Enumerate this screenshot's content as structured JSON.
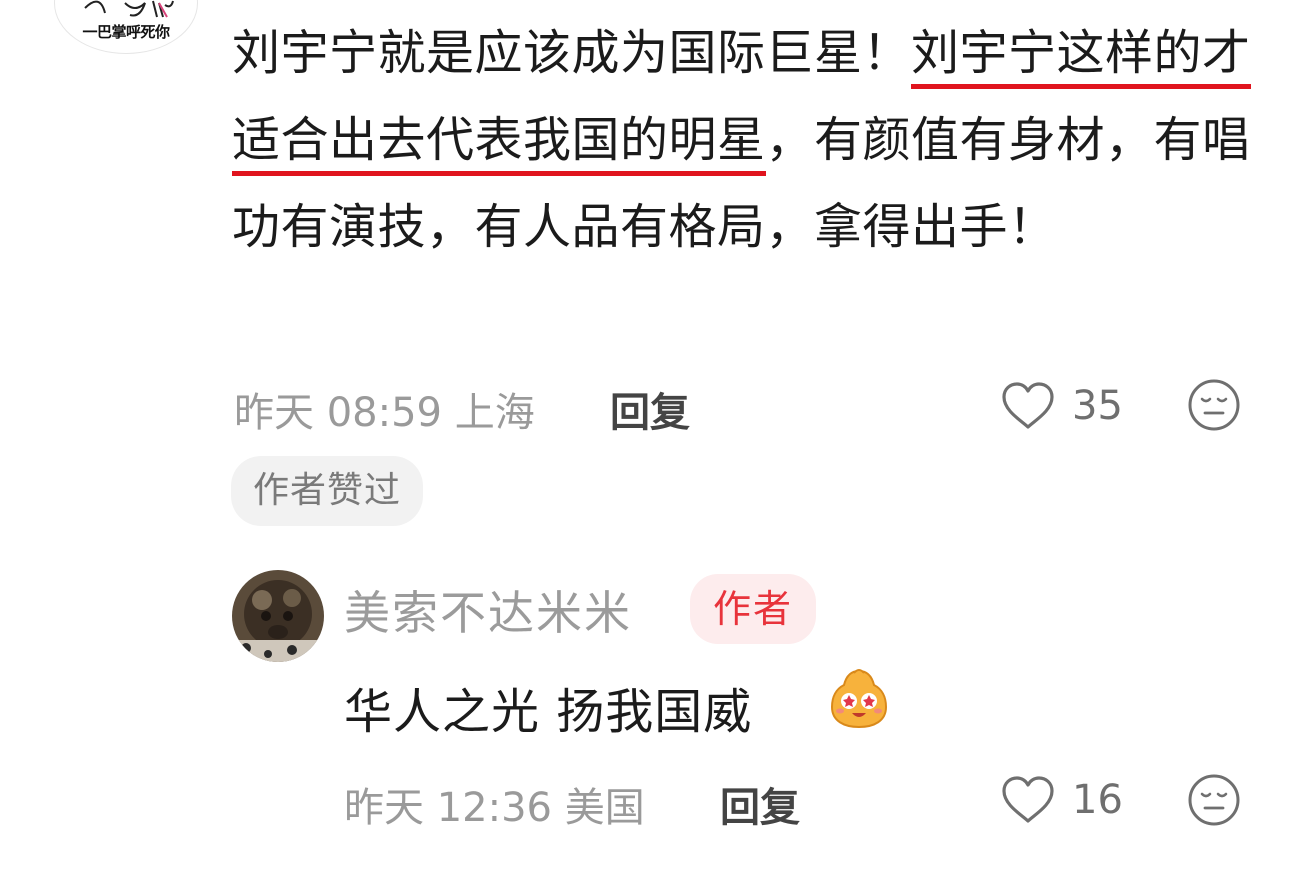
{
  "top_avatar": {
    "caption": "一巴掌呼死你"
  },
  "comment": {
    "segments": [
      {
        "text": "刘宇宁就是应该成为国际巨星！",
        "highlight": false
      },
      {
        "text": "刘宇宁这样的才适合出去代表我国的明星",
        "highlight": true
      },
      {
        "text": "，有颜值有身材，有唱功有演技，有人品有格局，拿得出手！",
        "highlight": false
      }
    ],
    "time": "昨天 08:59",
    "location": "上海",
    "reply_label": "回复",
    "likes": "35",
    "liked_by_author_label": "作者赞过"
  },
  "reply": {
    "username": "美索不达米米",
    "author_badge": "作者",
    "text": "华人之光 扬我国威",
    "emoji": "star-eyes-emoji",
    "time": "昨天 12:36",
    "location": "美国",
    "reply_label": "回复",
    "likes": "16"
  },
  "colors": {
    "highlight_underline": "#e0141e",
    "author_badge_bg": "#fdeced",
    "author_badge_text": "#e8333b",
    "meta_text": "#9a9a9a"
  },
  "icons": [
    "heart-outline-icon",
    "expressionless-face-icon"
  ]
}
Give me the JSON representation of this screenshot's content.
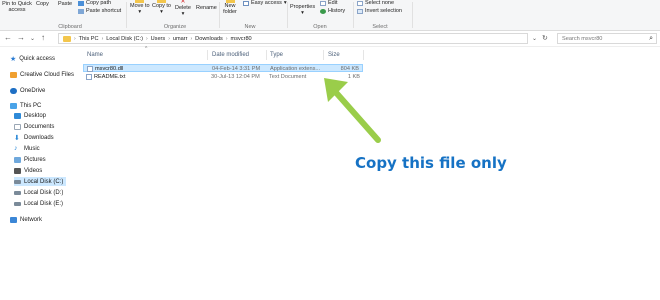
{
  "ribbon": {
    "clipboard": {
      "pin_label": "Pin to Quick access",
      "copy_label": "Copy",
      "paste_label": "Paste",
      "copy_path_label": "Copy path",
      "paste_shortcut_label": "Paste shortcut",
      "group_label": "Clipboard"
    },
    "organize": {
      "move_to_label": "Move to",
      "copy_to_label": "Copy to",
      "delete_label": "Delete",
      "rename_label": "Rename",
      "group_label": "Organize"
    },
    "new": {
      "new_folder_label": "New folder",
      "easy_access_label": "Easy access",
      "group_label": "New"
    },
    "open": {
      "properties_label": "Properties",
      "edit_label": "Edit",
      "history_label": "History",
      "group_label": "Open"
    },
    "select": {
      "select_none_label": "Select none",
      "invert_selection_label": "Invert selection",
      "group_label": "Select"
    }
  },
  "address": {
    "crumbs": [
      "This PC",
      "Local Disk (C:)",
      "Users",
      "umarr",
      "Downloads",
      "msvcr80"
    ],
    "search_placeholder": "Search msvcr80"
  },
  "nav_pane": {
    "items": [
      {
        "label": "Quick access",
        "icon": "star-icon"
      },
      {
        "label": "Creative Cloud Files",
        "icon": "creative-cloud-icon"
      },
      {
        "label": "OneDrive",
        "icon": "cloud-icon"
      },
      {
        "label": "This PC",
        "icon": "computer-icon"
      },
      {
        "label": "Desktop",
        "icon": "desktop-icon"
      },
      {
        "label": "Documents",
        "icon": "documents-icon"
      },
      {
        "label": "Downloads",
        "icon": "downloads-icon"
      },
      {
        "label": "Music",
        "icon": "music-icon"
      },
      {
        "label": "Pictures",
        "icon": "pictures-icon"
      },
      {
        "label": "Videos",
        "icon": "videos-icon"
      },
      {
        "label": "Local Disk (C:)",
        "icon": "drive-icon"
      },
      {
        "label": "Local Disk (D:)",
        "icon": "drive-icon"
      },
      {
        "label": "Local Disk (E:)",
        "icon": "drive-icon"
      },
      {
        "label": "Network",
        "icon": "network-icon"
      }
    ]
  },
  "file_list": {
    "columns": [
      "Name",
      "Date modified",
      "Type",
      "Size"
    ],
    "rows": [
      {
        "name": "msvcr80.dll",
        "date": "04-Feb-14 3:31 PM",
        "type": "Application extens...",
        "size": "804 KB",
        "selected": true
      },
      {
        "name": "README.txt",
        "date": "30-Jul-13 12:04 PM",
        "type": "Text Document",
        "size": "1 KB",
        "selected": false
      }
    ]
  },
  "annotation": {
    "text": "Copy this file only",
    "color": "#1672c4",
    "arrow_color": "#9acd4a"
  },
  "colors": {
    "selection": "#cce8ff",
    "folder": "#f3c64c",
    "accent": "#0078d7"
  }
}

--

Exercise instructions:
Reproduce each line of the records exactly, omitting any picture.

Response box:
Enumerate this screenshot's content as structured JSON.
{
  "top_avatar": {
    "caption": "一巴掌呼死你"
  },
  "comment": {
    "segments": [
      {
        "text": "刘宇宁就是应该成为国际巨星！",
        "highlight": false
      },
      {
        "text": "刘宇宁这样的才适合出去代表我国的明星",
        "highlight": true
      },
      {
        "text": "，有颜值有身材，有唱功有演技，有人品有格局，拿得出手！",
        "highlight": false
      }
    ],
    "time": "昨天 08:59",
    "location": "上海",
    "reply_label": "回复",
    "likes": "35",
    "liked_by_author_label": "作者赞过"
  },
  "reply": {
    "username": "美索不达米米",
    "author_badge": "作者",
    "text": "华人之光 扬我国威",
    "emoji": "star-eyes-emoji",
    "time": "昨天 12:36",
    "location": "美国",
    "reply_label": "回复",
    "likes": "16"
  },
  "colors": {
    "highlight_underline": "#e0141e",
    "author_badge_bg": "#fdeced",
    "author_badge_text": "#e8333b",
    "meta_text": "#9a9a9a"
  },
  "icons": [
    "heart-outline-icon",
    "expressionless-face-icon"
  ]
}
Give me the JSON representation of this screenshot's content.
{
  "ribbon": {
    "clipboard": {
      "pin_label": "Pin to Quick access",
      "copy_label": "Copy",
      "paste_label": "Paste",
      "copy_path_label": "Copy path",
      "paste_shortcut_label": "Paste shortcut",
      "group_label": "Clipboard"
    },
    "organize": {
      "move_to_label": "Move to",
      "copy_to_label": "Copy to",
      "delete_label": "Delete",
      "rename_label": "Rename",
      "group_label": "Organize"
    },
    "new": {
      "new_folder_label": "New folder",
      "easy_access_label": "Easy access",
      "group_label": "New"
    },
    "open": {
      "properties_label": "Properties",
      "edit_label": "Edit",
      "history_label": "History",
      "group_label": "Open"
    },
    "select": {
      "select_none_label": "Select none",
      "invert_selection_label": "Invert selection",
      "group_label": "Select"
    }
  },
  "address": {
    "crumbs": [
      "This PC",
      "Local Disk (C:)",
      "Users",
      "umarr",
      "Downloads",
      "msvcr80"
    ],
    "search_placeholder": "Search msvcr80"
  },
  "nav_pane": {
    "items": [
      {
        "label": "Quick access",
        "icon": "star-icon"
      },
      {
        "label": "Creative Cloud Files",
        "icon": "creative-cloud-icon"
      },
      {
        "label": "OneDrive",
        "icon": "cloud-icon"
      },
      {
        "label": "This PC",
        "icon": "computer-icon"
      },
      {
        "label": "Desktop",
        "icon": "desktop-icon"
      },
      {
        "label": "Documents",
        "icon": "documents-icon"
      },
      {
        "label": "Downloads",
        "icon": "downloads-icon"
      },
      {
        "label": "Music",
        "icon": "music-icon"
      },
      {
        "label": "Pictures",
        "icon": "pictures-icon"
      },
      {
        "label": "Videos",
        "icon": "videos-icon"
      },
      {
        "label": "Local Disk (C:)",
        "icon": "drive-icon"
      },
      {
        "label": "Local Disk (D:)",
        "icon": "drive-icon"
      },
      {
        "label": "Local Disk (E:)",
        "icon": "drive-icon"
      },
      {
        "label": "Network",
        "icon": "network-icon"
      }
    ]
  },
  "file_list": {
    "columns": [
      "Name",
      "Date modified",
      "Type",
      "Size"
    ],
    "rows": [
      {
        "name": "msvcr80.dll",
        "date": "04-Feb-14 3:31 PM",
        "type": "Application extens...",
        "size": "804 KB",
        "selected": true
      },
      {
        "name": "README.txt",
        "date": "30-Jul-13 12:04 PM",
        "type": "Text Document",
        "size": "1 KB",
        "selected": false
      }
    ]
  },
  "annotation": {
    "text": "Copy this file only",
    "color": "#1672c4",
    "arrow_color": "#9acd4a"
  },
  "colors": {
    "selection": "#cce8ff",
    "folder": "#f3c64c",
    "accent": "#0078d7"
  }
}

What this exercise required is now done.